- [Task statement] Narrow the data below down to the lines containing "toolbars".

(Dataset rows for apps and sites)
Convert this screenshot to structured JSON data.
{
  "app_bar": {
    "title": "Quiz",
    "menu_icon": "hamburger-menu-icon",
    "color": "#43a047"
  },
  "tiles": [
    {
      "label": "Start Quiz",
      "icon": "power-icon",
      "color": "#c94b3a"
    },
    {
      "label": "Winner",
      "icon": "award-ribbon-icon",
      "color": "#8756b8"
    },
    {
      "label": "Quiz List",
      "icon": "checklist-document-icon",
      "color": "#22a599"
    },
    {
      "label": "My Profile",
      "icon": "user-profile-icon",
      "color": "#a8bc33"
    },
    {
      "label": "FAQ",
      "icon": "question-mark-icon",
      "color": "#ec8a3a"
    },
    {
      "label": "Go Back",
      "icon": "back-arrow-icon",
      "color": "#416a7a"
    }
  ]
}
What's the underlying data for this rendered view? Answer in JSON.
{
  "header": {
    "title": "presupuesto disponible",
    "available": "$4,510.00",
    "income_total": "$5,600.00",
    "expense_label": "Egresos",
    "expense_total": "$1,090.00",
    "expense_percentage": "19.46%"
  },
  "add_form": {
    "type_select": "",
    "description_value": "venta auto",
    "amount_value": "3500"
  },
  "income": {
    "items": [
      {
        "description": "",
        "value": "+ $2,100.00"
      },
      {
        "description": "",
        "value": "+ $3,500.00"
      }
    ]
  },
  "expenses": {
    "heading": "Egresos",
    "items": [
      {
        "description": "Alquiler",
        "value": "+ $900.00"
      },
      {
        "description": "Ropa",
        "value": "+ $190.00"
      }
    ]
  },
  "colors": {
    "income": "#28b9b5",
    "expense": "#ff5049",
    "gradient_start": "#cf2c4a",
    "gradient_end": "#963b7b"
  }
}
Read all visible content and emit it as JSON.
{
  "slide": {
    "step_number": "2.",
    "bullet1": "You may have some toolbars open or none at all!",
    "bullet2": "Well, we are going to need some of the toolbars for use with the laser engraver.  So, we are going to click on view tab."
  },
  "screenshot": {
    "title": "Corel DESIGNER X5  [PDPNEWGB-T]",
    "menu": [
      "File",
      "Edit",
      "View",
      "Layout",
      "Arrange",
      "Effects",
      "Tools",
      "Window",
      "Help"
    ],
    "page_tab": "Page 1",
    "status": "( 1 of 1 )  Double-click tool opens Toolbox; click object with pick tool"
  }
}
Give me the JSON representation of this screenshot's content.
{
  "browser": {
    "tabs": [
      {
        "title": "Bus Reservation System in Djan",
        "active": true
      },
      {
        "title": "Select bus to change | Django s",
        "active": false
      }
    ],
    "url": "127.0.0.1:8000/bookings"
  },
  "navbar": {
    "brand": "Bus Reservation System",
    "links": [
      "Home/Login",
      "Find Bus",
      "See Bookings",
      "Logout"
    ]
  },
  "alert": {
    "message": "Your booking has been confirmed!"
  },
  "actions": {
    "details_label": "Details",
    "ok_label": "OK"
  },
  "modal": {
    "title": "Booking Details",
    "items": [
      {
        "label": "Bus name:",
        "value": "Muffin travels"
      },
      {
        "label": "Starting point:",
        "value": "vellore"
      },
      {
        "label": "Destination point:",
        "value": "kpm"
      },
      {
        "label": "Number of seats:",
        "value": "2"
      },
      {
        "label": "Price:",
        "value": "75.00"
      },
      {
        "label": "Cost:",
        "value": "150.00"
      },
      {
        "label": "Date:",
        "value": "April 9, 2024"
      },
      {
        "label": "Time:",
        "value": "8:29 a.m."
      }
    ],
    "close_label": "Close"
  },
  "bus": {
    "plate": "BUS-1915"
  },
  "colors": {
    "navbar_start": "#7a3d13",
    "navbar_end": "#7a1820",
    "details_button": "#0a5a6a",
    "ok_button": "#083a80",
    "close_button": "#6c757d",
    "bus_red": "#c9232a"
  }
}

- [Written solution]
    "bullet1": "You may have some toolbars open or none at all!",
    "bullet2": "Well, we are going to need some of the toolbars for use with the laser engraver.  So, we are going to click on view tab."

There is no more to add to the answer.